#### [What you need to do]
Looking at the records below, please work out how many lines contain the word "hướng" and give the number alone.

───── Dataset content

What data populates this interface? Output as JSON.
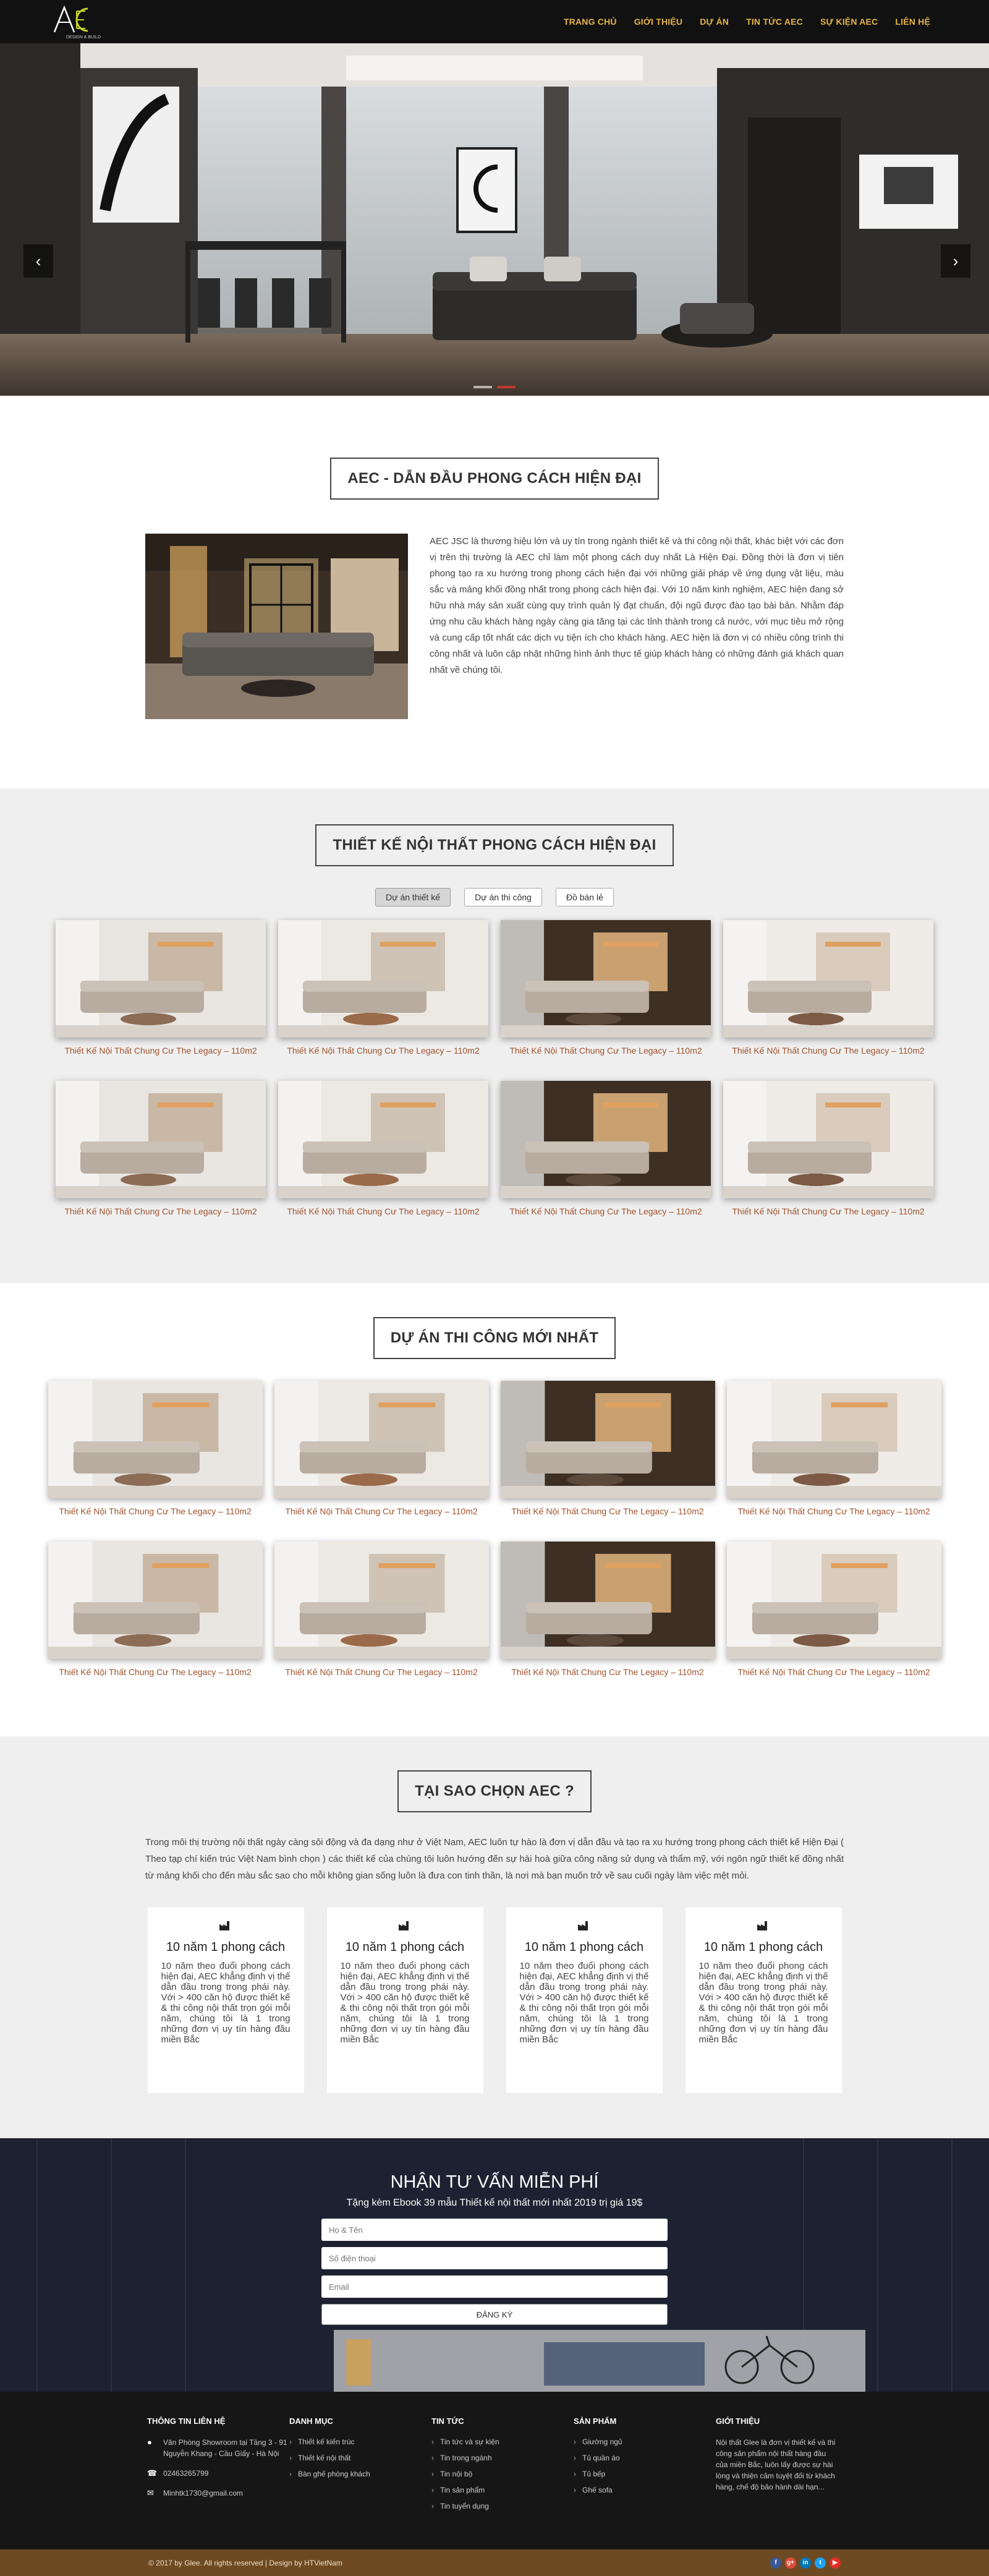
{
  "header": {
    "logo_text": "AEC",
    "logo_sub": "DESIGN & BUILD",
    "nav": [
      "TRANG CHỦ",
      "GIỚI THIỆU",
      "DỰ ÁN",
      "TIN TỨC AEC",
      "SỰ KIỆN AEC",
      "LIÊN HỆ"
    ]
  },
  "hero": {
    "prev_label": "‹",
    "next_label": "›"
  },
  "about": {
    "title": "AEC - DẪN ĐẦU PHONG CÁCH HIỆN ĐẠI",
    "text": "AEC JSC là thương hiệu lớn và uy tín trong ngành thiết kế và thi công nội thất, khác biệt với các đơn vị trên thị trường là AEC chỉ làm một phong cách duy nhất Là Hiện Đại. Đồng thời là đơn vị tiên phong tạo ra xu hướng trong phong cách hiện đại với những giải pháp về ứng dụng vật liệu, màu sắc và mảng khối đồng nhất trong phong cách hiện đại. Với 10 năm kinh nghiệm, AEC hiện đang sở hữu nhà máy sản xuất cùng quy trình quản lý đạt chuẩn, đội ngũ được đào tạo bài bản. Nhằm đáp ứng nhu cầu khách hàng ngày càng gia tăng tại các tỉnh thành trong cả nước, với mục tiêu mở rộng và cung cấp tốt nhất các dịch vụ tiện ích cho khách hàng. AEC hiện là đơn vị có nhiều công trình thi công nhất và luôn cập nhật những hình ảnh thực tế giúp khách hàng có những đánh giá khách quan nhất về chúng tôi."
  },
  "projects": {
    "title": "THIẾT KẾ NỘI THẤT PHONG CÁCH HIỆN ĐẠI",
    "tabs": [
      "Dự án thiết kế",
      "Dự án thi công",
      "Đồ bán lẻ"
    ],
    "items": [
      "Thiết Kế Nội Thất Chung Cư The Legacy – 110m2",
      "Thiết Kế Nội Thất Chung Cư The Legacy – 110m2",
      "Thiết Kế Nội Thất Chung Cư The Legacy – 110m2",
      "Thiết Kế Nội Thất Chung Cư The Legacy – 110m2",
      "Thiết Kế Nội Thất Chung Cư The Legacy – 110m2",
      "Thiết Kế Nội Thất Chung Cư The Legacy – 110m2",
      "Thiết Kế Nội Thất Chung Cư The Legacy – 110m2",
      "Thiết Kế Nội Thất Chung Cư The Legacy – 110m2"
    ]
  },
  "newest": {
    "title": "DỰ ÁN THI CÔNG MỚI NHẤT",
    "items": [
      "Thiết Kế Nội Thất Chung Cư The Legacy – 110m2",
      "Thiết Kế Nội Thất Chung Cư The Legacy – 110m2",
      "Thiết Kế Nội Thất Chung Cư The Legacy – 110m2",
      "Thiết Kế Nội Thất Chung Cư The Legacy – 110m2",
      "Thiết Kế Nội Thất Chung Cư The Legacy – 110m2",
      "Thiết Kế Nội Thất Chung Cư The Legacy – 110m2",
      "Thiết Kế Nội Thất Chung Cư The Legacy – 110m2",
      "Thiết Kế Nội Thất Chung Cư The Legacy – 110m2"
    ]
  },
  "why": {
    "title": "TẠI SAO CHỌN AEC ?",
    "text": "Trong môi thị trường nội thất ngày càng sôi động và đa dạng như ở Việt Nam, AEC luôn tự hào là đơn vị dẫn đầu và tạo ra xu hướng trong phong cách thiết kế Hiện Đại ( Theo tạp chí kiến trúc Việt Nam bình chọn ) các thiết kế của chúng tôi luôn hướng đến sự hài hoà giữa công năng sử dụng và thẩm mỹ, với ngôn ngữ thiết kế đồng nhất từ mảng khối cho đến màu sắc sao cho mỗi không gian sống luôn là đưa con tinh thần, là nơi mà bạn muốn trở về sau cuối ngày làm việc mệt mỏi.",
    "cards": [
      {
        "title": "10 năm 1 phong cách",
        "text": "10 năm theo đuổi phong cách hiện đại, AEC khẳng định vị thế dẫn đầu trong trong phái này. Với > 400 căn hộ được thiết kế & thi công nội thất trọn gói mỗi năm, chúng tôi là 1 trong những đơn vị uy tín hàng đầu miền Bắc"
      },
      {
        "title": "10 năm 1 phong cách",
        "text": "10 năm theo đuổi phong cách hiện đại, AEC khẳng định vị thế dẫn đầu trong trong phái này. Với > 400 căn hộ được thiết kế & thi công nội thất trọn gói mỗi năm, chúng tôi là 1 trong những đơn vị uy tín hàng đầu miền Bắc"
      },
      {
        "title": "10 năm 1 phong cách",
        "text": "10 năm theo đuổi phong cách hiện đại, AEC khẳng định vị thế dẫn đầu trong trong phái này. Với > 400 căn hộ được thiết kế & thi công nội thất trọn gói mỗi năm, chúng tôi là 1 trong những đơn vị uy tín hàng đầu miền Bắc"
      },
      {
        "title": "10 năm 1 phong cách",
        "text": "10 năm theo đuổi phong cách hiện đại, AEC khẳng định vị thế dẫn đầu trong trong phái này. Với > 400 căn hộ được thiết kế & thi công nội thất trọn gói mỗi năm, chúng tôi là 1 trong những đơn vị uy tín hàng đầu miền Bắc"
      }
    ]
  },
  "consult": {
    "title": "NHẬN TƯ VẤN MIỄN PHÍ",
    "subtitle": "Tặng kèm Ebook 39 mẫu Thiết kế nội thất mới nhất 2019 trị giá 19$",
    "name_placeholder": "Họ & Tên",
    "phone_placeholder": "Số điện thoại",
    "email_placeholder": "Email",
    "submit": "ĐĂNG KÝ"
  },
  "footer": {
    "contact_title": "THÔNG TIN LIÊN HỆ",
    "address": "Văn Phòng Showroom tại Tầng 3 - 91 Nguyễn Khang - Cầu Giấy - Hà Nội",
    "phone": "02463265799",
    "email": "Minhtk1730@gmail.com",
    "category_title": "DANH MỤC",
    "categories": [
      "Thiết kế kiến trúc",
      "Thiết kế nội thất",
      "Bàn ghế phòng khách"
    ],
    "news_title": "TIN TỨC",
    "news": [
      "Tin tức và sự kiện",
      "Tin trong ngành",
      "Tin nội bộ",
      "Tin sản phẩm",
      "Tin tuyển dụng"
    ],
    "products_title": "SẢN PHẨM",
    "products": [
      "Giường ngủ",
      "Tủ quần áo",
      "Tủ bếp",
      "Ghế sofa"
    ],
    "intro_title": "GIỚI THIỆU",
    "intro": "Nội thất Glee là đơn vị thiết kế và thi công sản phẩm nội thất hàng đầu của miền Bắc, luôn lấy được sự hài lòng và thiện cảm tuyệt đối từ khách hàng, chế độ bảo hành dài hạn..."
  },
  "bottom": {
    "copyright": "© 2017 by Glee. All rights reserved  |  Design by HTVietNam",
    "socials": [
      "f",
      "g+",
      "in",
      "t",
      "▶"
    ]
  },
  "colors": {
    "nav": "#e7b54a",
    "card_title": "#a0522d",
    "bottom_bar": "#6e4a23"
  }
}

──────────
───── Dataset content

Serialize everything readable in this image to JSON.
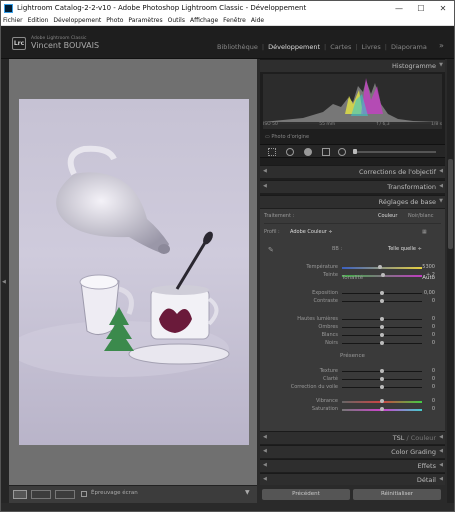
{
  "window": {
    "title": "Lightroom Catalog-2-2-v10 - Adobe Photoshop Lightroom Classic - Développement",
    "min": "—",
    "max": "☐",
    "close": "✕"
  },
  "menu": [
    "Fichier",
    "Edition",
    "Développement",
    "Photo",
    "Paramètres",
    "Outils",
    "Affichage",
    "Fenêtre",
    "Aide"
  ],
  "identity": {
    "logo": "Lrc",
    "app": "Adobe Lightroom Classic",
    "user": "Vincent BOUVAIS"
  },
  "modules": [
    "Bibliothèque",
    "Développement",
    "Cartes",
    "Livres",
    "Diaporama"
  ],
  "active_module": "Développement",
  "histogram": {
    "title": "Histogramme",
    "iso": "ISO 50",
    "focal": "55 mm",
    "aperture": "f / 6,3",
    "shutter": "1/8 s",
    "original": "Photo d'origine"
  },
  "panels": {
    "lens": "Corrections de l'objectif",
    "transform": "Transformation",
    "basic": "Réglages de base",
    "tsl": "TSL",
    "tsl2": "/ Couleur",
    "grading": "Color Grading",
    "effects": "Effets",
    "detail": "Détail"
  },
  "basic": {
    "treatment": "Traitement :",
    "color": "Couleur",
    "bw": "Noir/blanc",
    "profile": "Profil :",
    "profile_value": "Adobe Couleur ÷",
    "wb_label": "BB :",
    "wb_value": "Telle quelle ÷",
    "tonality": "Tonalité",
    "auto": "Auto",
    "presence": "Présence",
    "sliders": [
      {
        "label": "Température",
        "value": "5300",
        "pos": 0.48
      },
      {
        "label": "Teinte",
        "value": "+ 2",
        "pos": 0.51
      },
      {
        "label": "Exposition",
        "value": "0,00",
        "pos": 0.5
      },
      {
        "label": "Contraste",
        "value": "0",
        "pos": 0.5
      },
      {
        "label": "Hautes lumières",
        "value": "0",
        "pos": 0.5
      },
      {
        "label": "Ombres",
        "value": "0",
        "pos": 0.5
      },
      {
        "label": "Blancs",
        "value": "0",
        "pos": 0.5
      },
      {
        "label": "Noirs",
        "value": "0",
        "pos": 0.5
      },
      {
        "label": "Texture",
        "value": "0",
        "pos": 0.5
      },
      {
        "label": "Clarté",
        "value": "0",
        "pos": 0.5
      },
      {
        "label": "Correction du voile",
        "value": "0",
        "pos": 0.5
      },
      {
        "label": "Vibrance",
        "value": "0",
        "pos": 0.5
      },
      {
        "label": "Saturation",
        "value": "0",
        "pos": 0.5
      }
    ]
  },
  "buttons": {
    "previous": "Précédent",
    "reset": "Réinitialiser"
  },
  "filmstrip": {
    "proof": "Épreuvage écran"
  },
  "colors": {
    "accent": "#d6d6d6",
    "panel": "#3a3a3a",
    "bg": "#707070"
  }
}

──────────

#### [Response to the task]
2